WHAT TO WORK ON: Gather the lines below that include the string "generic", copying each in full.

BEGIN

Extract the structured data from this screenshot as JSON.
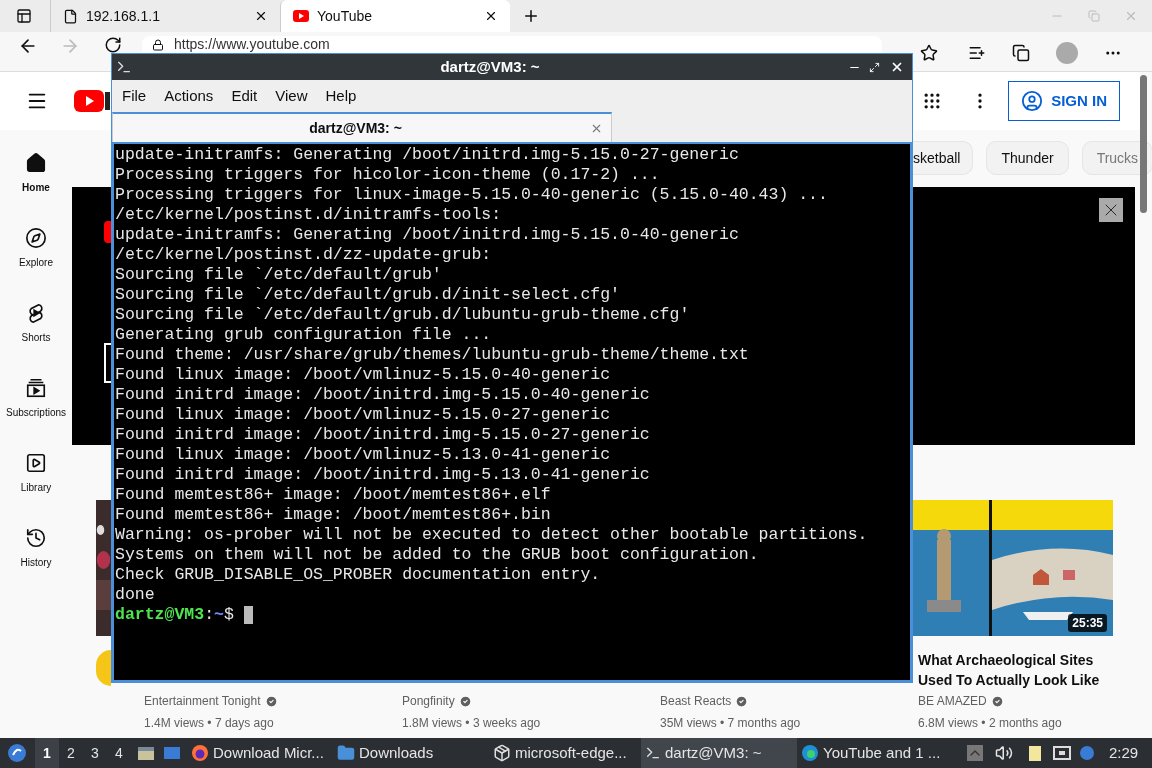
{
  "browser": {
    "tabs": [
      {
        "title": "192.168.1.1",
        "selected": false
      },
      {
        "title": "YouTube",
        "selected": true
      }
    ],
    "address": "https://www.youtube.com"
  },
  "youtube": {
    "sign_in": "SIGN IN",
    "sidebar": [
      {
        "label": "Home",
        "selected": true
      },
      {
        "label": "Explore",
        "selected": false
      },
      {
        "label": "Shorts",
        "selected": false
      },
      {
        "label": "Subscriptions",
        "selected": false
      },
      {
        "label": "Library",
        "selected": false
      },
      {
        "label": "History",
        "selected": false
      }
    ],
    "chips": [
      "sketball",
      "Thunder",
      "Trucks"
    ],
    "banner": {
      "button": true
    },
    "videos": [
      {
        "channel": "Entertainment Tonight",
        "verified": true,
        "meta": "1.4M views • 7 days ago",
        "avatar": true
      },
      {
        "channel": "Pongfinity",
        "verified": true,
        "meta": "1.8M views • 3 weeks ago",
        "avatar": false
      },
      {
        "channel": "Beast Reacts",
        "verified": true,
        "meta": "35M views • 7 months ago",
        "avatar": false
      },
      {
        "title": "What Archaeological Sites Used To Actually Look Like",
        "channel": "BE AMAZED",
        "verified": true,
        "meta": "6.8M views • 2 months ago",
        "duration": "25:35",
        "avatar": false
      }
    ]
  },
  "terminal": {
    "title": "dartz@VM3: ~",
    "menu": [
      "File",
      "Actions",
      "Edit",
      "View",
      "Help"
    ],
    "tab": "dartz@VM3: ~",
    "lines": [
      "update-initramfs: Generating /boot/initrd.img-5.15.0-27-generic",
      "Processing triggers for hicolor-icon-theme (0.17-2) ...",
      "Processing triggers for linux-image-5.15.0-40-generic (5.15.0-40.43) ...",
      "/etc/kernel/postinst.d/initramfs-tools:",
      "update-initramfs: Generating /boot/initrd.img-5.15.0-40-generic",
      "/etc/kernel/postinst.d/zz-update-grub:",
      "Sourcing file `/etc/default/grub'",
      "Sourcing file `/etc/default/grub.d/init-select.cfg'",
      "Sourcing file `/etc/default/grub.d/lubuntu-grub-theme.cfg'",
      "Generating grub configuration file ...",
      "Found theme: /usr/share/grub/themes/lubuntu-grub-theme/theme.txt",
      "Found linux image: /boot/vmlinuz-5.15.0-40-generic",
      "Found initrd image: /boot/initrd.img-5.15.0-40-generic",
      "Found linux image: /boot/vmlinuz-5.15.0-27-generic",
      "Found initrd image: /boot/initrd.img-5.15.0-27-generic",
      "Found linux image: /boot/vmlinuz-5.13.0-41-generic",
      "Found initrd image: /boot/initrd.img-5.13.0-41-generic",
      "Found memtest86+ image: /boot/memtest86+.elf",
      "Found memtest86+ image: /boot/memtest86+.bin",
      "Warning: os-prober will not be executed to detect other bootable partitions.",
      "Systems on them will not be added to the GRUB boot configuration.",
      "Check GRUB_DISABLE_OS_PROBER documentation entry.",
      "done"
    ],
    "prompt": {
      "user": "dartz@VM3",
      "sep": ":",
      "path": "~",
      "symbol": "$"
    }
  },
  "taskbar": {
    "workspaces": [
      {
        "label": "1",
        "selected": true
      },
      {
        "label": "2",
        "selected": false
      },
      {
        "label": "3",
        "selected": false
      },
      {
        "label": "4",
        "selected": false
      }
    ],
    "tasks": [
      {
        "label": "Download Micr...",
        "kind": "firefox",
        "selected": false
      },
      {
        "label": "Downloads",
        "kind": "folder",
        "selected": false
      },
      {
        "label": "microsoft-edge...",
        "kind": "package",
        "selected": false
      },
      {
        "label": "dartz@VM3: ~",
        "kind": "terminal",
        "selected": true
      },
      {
        "label": "YouTube and 1 ...",
        "kind": "edge",
        "selected": false
      }
    ],
    "clock": "2:29"
  }
}
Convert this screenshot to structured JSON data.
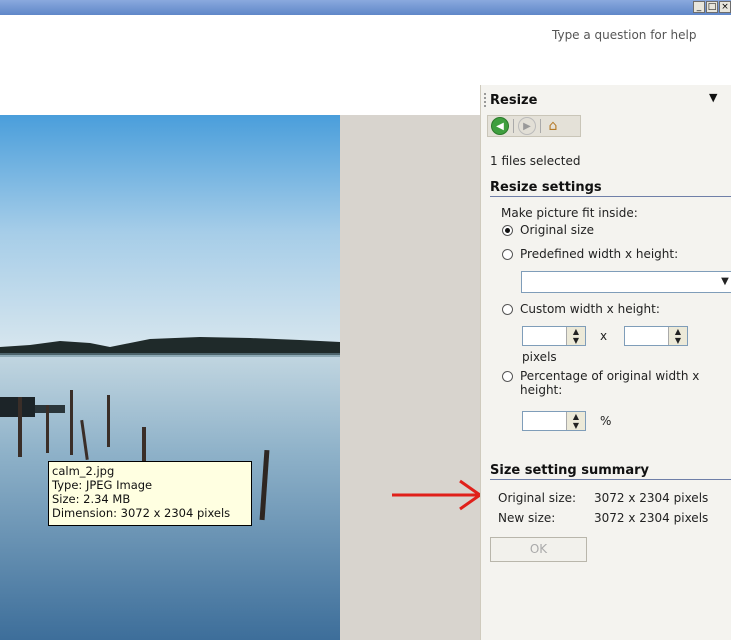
{
  "window": {
    "help_placeholder": "Type a question for help",
    "buttons": [
      "_",
      "□",
      "×"
    ]
  },
  "tooltip": {
    "filename": "calm_2.jpg",
    "type": "Type: JPEG Image",
    "size": "Size: 2.34 MB",
    "dimension": "Dimension: 3072 x 2304 pixels"
  },
  "panel": {
    "title": "Resize",
    "files_selected": "1 files selected",
    "settings_title": "Resize settings",
    "fit_label": "Make picture fit inside:",
    "options": {
      "original": "Original size",
      "predefined": "Predefined width x height:",
      "custom": "Custom width x height:",
      "percentage_line1": "Percentage of original width x",
      "percentage_line2": "height:"
    },
    "selected_option": "original",
    "x_label": "x",
    "pixels_label": "pixels",
    "percent_label": "%",
    "summary_title": "Size setting summary",
    "original_size_label": "Original size:",
    "original_size_value": "3072 x 2304 pixels",
    "new_size_label": "New size:",
    "new_size_value": "3072 x 2304 pixels",
    "ok_label": "OK"
  },
  "colors": {
    "accent": "#6f7fa8",
    "arrow": "#e0201a",
    "tooltip_bg": "#ffffe1"
  },
  "icons": [
    "back-icon",
    "forward-icon",
    "home-icon",
    "dropdown-arrow-icon",
    "red-arrow-icon"
  ]
}
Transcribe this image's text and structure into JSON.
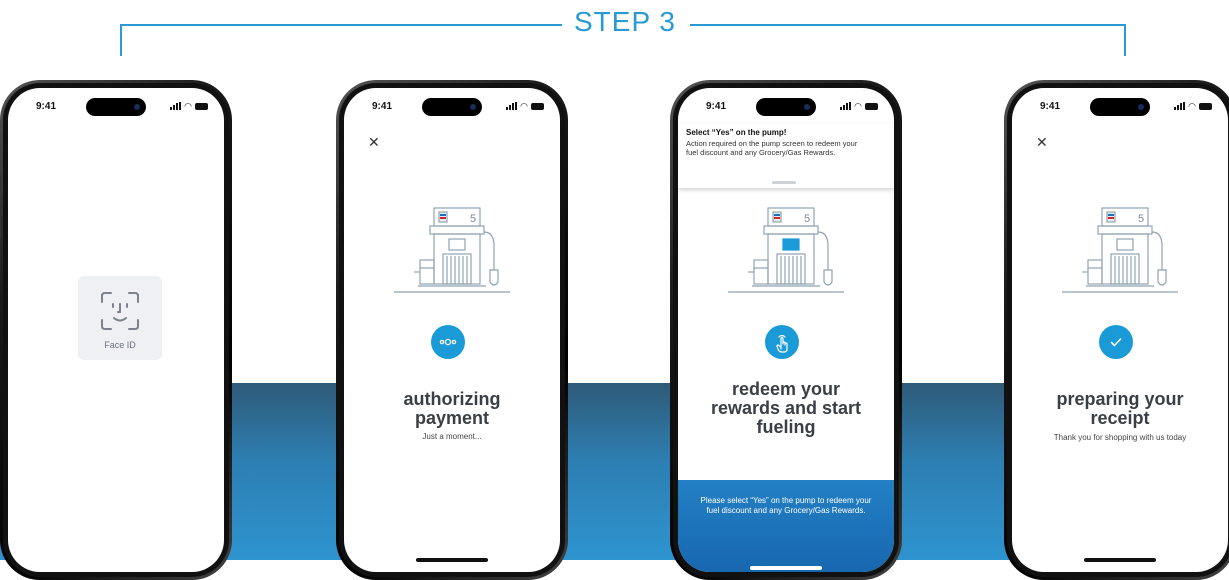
{
  "header": {
    "step_label": "STEP 3"
  },
  "status_bar": {
    "time": "9:41"
  },
  "screens": {
    "faceid": {
      "label": "Face ID"
    },
    "authorizing": {
      "title_line1": "authorizing",
      "title_line2": "payment",
      "subtitle": "Just a moment...",
      "icon": "dots-icon"
    },
    "redeem": {
      "notification_title": "Select “Yes” on the pump!",
      "notification_body": "Action required on the pump screen to redeem your fuel discount and any Grocery/Gas Rewards.",
      "title_line1": "redeem your",
      "title_line2": "rewards and start",
      "title_line3": "fueling",
      "footer_text": "Please select “Yes” on the pump to redeem your fuel discount and any Grocery/Gas Rewards.",
      "icon": "tap-hand-icon"
    },
    "receipt": {
      "title_line1": "preparing your",
      "title_line2": "receipt",
      "subtitle": "Thank you for shopping with us today",
      "icon": "checkmark-icon"
    }
  },
  "pump": {
    "number": "5"
  },
  "colors": {
    "accent": "#1b9ad8",
    "band": "#2e94cf",
    "pump_line": "#8fa3b3"
  }
}
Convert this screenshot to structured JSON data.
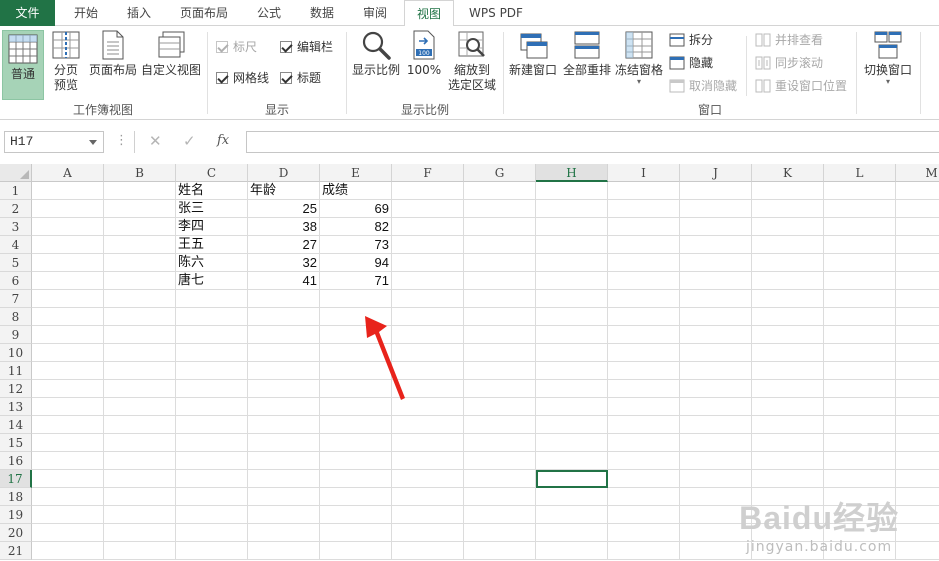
{
  "tabs": [
    "文件",
    "开始",
    "插入",
    "页面布局",
    "公式",
    "数据",
    "审阅",
    "视图",
    "WPS PDF"
  ],
  "active_tab": "视图",
  "ribbon": {
    "workbook_views": {
      "normal": "普通",
      "page_break_1": "分页",
      "page_break_2": "预览",
      "page_layout": "页面布局",
      "custom_views": "自定义视图",
      "group_label": "工作簿视图"
    },
    "show": {
      "ruler": "标尺",
      "formula_bar": "编辑栏",
      "gridlines": "网格线",
      "headings": "标题",
      "group_label": "显示"
    },
    "zoom": {
      "zoom": "显示比例",
      "zoom_100": "100%",
      "zoom_selection_1": "缩放到",
      "zoom_selection_2": "选定区域",
      "group_label": "显示比例"
    },
    "window": {
      "new_window": "新建窗口",
      "arrange_all": "全部重排",
      "freeze_panes": "冻结窗格",
      "split": "拆分",
      "hide": "隐藏",
      "unhide": "取消隐藏",
      "view_side_by_side": "并排查看",
      "sync_scroll": "同步滚动",
      "reset_position": "重设窗口位置",
      "switch_windows": "切换窗口",
      "group_label": "窗口"
    }
  },
  "formula_bar": {
    "name_box": "H17",
    "fx_label": "fx",
    "content": ""
  },
  "sheet": {
    "columns": [
      "A",
      "B",
      "C",
      "D",
      "E",
      "F",
      "G",
      "H",
      "I",
      "J",
      "K",
      "L",
      "M"
    ],
    "rows": [
      "1",
      "2",
      "3",
      "4",
      "5",
      "6",
      "7",
      "8",
      "9",
      "10",
      "11",
      "12",
      "13",
      "14",
      "15",
      "16",
      "17",
      "18",
      "19",
      "20",
      "21"
    ],
    "selected_column": "H",
    "selected_row": "17",
    "headers": [
      "姓名",
      "年龄",
      "成绩"
    ],
    "data": [
      [
        "张三",
        "25",
        "69"
      ],
      [
        "李四",
        "38",
        "82"
      ],
      [
        "王五",
        "27",
        "73"
      ],
      [
        "陈六",
        "32",
        "94"
      ],
      [
        "唐七",
        "41",
        "71"
      ]
    ]
  },
  "watermark": {
    "main": "Baidu经验",
    "sub": "jingyan.baidu.com"
  },
  "colors": {
    "accent": "#217346",
    "arrow": "#e8231b",
    "selected_button": "#a6d3b7"
  }
}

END

TASK RESULT:
      "update-initramfs: Generating /boot/initrd.img-5.15.0-27-generic",
      "Processing triggers for linux-image-5.15.0-40-generic (5.15.0-40.43) ...",
      "update-initramfs: Generating /boot/initrd.img-5.15.0-40-generic",
      "Found linux image: /boot/vmlinuz-5.15.0-40-generic",
      "Found initrd image: /boot/initrd.img-5.15.0-40-generic",
      "Found linux image: /boot/vmlinuz-5.15.0-27-generic",
      "Found initrd image: /boot/initrd.img-5.15.0-27-generic",
      "Found linux image: /boot/vmlinuz-5.13.0-41-generic",
      "Found initrd image: /boot/initrd.img-5.13.0-41-generic",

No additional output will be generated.